■ What you have to do ■
Below are the records; count how many of their lines carry "Дата" and give only the number.

· · ·

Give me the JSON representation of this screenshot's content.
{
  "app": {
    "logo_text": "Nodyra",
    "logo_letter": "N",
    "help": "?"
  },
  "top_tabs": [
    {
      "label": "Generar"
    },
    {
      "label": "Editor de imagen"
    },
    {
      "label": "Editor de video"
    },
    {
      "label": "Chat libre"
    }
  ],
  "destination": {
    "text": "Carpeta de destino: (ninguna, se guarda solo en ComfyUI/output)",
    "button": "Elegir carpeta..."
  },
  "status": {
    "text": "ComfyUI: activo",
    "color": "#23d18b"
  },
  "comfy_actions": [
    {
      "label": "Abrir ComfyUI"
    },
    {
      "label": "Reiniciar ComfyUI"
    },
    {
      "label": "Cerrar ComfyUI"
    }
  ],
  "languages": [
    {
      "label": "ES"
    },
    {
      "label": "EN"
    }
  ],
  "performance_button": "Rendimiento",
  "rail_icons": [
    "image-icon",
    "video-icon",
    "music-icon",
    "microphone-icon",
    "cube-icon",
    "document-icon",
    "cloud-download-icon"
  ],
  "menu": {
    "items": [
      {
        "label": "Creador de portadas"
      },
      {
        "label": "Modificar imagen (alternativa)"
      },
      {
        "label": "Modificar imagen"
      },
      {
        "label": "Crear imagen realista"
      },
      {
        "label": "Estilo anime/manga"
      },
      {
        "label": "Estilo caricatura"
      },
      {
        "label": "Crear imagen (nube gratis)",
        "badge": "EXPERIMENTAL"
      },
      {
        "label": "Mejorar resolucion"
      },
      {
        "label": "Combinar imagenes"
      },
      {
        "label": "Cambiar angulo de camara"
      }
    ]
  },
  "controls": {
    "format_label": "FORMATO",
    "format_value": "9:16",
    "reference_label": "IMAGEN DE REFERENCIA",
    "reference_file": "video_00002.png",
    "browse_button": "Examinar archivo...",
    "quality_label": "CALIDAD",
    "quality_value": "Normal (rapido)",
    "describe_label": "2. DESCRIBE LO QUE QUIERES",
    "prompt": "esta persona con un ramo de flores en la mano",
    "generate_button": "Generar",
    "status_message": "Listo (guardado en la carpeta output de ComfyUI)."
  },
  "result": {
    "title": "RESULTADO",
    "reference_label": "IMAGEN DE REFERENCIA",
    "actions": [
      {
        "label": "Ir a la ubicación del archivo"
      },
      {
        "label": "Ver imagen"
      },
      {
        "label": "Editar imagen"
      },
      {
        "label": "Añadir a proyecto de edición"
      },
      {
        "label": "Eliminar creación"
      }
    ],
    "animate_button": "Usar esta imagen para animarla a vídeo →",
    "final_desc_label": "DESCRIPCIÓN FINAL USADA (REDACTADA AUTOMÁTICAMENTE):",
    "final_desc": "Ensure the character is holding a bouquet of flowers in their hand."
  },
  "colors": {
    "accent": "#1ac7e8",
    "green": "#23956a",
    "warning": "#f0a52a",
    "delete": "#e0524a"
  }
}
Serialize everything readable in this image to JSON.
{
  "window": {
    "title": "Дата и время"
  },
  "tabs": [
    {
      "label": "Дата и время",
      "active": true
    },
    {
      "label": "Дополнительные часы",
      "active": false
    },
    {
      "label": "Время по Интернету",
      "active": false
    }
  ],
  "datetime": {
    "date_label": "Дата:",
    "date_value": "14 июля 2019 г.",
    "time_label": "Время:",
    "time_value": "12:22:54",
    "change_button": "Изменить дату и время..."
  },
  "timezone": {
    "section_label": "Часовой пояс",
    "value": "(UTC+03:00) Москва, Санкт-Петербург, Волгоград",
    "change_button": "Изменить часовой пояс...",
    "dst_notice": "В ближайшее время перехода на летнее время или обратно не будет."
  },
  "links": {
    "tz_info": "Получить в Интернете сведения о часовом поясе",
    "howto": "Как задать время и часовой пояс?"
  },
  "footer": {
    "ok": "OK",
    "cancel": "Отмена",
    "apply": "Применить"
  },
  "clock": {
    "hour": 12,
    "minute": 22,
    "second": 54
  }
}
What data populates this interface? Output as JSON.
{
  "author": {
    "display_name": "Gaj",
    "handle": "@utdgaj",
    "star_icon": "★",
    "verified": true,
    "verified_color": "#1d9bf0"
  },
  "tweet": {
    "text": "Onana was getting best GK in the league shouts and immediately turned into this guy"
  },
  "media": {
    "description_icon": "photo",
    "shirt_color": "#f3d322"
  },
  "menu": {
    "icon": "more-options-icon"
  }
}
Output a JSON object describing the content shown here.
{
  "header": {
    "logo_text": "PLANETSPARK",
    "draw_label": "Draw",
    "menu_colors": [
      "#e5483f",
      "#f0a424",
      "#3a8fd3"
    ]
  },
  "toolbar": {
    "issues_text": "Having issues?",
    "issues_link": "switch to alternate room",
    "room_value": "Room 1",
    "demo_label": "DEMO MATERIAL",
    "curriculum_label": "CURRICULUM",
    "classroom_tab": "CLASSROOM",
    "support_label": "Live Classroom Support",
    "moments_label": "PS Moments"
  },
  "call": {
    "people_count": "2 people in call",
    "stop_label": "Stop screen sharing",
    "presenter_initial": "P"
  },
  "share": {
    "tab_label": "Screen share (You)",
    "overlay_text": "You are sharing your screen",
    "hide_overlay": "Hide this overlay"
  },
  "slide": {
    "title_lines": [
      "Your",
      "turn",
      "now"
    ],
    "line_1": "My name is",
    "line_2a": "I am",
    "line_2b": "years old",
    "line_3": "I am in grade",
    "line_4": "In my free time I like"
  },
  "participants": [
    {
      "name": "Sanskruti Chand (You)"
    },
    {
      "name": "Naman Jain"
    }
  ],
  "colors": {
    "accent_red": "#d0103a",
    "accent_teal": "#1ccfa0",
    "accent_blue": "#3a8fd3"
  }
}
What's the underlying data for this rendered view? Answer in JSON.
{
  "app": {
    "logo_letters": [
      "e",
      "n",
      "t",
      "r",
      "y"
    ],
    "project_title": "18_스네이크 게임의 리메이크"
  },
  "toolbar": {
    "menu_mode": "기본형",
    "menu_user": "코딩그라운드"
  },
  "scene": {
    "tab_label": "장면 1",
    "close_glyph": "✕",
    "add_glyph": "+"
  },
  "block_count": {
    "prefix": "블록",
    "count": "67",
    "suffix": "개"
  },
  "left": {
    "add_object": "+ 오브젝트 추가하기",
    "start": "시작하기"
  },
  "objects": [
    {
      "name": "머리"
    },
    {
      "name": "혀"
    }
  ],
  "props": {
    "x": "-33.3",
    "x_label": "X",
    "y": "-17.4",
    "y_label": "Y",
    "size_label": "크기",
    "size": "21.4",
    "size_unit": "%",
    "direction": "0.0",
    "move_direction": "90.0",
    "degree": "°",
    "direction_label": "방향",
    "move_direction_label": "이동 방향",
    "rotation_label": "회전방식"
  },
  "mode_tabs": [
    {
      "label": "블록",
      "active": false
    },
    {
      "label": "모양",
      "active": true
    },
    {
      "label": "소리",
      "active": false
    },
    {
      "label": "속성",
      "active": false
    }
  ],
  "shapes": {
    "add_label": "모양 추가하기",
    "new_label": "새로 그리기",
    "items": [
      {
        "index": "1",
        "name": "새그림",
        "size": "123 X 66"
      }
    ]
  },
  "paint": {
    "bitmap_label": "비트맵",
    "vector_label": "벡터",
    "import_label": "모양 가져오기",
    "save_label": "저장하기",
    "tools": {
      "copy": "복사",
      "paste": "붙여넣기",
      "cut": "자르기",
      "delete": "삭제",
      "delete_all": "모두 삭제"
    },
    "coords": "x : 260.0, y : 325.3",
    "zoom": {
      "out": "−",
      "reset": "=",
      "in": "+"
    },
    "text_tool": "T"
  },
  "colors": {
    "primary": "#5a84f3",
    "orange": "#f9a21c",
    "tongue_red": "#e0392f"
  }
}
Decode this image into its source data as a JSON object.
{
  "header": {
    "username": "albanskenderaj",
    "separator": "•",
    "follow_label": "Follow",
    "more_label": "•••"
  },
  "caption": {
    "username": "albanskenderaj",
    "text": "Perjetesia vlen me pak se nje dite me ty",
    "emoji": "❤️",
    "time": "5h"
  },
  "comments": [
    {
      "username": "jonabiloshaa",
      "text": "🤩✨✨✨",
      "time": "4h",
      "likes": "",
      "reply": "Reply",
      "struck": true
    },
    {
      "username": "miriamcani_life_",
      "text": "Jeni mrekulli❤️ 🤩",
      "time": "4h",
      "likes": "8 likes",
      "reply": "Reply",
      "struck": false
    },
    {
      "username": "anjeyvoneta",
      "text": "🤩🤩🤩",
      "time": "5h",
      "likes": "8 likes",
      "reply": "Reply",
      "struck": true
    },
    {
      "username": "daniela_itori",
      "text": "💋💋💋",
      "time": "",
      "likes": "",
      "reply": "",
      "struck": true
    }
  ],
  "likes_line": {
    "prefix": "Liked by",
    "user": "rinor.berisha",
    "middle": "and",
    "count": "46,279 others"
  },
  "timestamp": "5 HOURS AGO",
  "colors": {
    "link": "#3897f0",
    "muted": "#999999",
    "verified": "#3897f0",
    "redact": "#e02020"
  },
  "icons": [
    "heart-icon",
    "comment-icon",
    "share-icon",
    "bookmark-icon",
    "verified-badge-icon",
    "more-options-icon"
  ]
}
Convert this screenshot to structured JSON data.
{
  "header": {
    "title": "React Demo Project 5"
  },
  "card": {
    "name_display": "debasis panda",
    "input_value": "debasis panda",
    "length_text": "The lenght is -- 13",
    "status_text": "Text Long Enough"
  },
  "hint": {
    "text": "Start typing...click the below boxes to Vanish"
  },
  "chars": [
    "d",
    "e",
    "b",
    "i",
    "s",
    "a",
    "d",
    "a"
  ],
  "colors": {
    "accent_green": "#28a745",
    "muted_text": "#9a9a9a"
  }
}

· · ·

■ Response for this exercise ■
3